In the midst of update Wednesday, Google has just pushed a brand new version of Chrome to the Play Store - Chrome Dev.
For those unaware, Google's browser comes in four main channels - Stable, Beta, Dev, and Canary. As you descend the list, you get closer to the bleeding edge. So while you can see some of what's next in Chrome Beta, the Dev channel shows what Google is working on "right now," giving a peek into "whatever code [Google's] got."
The Play Store listing of course warns that any new functionality in the Dev version of Chrome may be "rough around the edges," but Google says this release will be updated "on roughly the same schedule as other platform Dev channels."
Google's long awaited carrier play was announced recently as Project Fi, an MVNO running on Sprint and T-Mobile that will begin as a Nexus 6 exclusive. The official Project Fi app is now live in the Play Store—not that it will do you a lot of good without an invite, which no one seems to have yet.
Back in January, Google announced initial support for forty third-party apps (including Runtastic, Zillow, Waze, and more) hooking into Google Now. Even if Google limited participation to hand-picked partners, the news was exciting - it marked Google's first publicly visible steps toward opening Now to users' favorite apps in ways that developers could control.
Google is still keeping details about developer participation close, but today 70 new apps have been added to the Google Now roster.
Google is often accused of having a heavy focus on the United States. That's certainly true, but come on - it's a US company. Nobody seems to mind that Samsung sells a ton of phones in South Korea, or that Japan gets the newest and hottest Canon cameras before anyone else. Can you really blame a company with limited hardware resources for prioritizing a new product launch in certain markets?
Well, maybe not your patent in particular - odds are pretty good that they're only interested in technology and software patents, and even then, only so that some fly-by-night LLC with a dozen lawyers and no physical address won't sue them in the future.
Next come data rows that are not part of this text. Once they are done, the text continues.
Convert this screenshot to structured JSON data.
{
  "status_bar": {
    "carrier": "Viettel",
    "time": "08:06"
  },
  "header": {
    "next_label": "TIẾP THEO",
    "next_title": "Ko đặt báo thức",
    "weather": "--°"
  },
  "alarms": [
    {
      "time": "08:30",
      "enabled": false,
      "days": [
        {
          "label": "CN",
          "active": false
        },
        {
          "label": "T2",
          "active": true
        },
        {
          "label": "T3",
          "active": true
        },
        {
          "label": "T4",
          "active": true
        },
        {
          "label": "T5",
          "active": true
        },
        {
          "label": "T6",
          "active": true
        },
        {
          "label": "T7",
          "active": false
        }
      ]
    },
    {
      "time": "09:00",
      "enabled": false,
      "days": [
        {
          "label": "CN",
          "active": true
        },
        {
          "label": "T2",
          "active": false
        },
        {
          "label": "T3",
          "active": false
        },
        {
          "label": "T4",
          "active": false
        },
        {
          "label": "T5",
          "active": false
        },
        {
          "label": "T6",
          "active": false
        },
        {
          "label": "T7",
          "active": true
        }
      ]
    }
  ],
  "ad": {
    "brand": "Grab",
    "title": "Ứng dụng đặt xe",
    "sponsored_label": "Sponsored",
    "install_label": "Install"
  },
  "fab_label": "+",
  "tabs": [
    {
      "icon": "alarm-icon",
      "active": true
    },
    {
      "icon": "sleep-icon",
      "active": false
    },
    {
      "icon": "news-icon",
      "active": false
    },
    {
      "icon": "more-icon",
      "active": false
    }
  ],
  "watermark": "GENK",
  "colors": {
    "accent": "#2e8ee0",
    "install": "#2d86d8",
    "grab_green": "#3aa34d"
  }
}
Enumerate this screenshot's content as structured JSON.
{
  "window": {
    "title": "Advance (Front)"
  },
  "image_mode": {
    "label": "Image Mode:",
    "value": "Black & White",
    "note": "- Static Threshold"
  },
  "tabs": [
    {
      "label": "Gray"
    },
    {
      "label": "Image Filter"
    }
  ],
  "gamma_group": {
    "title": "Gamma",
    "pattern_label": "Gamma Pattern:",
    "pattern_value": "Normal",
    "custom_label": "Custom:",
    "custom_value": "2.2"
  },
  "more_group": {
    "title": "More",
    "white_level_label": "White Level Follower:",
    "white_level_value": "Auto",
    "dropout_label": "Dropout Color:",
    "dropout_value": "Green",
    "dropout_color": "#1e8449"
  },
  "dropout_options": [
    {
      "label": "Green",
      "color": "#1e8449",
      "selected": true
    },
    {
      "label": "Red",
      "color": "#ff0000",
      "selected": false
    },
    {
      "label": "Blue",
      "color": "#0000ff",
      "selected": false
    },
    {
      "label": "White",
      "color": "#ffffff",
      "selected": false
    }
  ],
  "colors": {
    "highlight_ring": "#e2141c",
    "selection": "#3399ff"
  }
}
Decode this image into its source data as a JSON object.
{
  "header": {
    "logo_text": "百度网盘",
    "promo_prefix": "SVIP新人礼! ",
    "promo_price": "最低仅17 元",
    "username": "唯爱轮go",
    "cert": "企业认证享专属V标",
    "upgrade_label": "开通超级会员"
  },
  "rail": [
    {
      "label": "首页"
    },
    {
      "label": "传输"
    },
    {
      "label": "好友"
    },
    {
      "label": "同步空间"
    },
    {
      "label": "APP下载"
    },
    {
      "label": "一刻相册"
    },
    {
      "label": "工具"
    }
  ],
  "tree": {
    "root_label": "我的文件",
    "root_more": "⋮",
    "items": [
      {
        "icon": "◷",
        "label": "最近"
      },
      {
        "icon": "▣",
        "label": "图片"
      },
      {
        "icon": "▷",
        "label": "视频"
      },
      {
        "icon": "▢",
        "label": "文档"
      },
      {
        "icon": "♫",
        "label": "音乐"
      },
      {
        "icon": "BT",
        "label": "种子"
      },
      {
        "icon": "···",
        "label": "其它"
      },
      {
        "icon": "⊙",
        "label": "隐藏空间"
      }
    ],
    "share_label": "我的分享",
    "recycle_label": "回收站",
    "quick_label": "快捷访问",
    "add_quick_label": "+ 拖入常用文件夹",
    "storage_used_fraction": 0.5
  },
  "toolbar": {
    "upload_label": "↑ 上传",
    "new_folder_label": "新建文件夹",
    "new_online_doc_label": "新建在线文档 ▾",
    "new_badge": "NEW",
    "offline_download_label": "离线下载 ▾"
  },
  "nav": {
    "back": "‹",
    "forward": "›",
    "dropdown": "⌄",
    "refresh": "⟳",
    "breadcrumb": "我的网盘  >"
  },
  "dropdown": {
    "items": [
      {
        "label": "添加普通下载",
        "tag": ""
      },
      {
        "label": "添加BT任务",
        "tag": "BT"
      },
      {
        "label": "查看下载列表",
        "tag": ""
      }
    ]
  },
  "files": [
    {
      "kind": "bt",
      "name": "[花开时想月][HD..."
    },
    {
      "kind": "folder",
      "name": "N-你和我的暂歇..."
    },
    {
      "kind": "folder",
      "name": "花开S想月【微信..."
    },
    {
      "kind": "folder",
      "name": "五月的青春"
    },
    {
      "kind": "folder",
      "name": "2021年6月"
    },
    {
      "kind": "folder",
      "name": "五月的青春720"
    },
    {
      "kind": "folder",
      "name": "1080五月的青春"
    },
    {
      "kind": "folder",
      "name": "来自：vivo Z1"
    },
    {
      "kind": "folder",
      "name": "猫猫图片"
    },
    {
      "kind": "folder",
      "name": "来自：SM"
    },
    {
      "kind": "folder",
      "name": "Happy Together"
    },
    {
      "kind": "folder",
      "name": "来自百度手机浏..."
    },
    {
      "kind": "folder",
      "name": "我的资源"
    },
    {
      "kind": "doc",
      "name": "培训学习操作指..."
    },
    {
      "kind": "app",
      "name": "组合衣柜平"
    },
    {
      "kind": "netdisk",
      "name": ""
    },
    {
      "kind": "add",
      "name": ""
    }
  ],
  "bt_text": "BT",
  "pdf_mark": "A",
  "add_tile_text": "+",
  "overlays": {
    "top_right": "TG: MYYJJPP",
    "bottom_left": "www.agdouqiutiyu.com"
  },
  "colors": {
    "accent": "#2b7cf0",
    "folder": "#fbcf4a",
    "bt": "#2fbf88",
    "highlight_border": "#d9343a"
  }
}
The 2013 Nexus 7 might not be available from Google anymore, but it's still one of the best devices in its form factor. There are a lot of impressive deals available for this tablet, usually falling well below the $150 mark. So it is with one of Groupon's deals today: you can grab a 16GB WiFi N7 for $149.99, but if you add in the coupon code sale3 to the mix before you check out, you can take an extra $15 off that price.
Over the past few days, we have learned of two new ways that Google has been integrating its desktop Search with Android devices: finding your phone and sending directions to yourself. The Google Operating Systems blog (not associated with Google) found that other similar "searches" now make it possible to set an alarm or send a note to your phone as well.
To send a note to yourself, you simply search for "note to self," or "send a note." A card appears with a text field to write the content of the note and a device picker so you can choose which phone or tablet to send it to.
The Nexus Player is (so far) the only consumer device available that runs Android TV, which means a considerable portion of the people who own one are serious Android fans. It follows that they're prime candidates for ROM flashing (not to mention Android Police readership), so they'll be happy to know that they can now install CyanogenMod on their set-top box. CM 12.1 (based on Android 5.1) is now available in nightly form for the Nexus Player.
Google likes a good easter egg. That is evident by the company's multitude of weird, unexpected, and fun little things that it sprinkles inside its apps, websites, and services. Case in point: Project Fi. The network's experience page prominently and repeatedly displays the same phone number: (404)-978-9316.
A nosy reader's curiosity was piqued as to the specificity and focus on that particular set of ten digits. He decided to dial it up and see what happens. Is it Larry Page's hotline?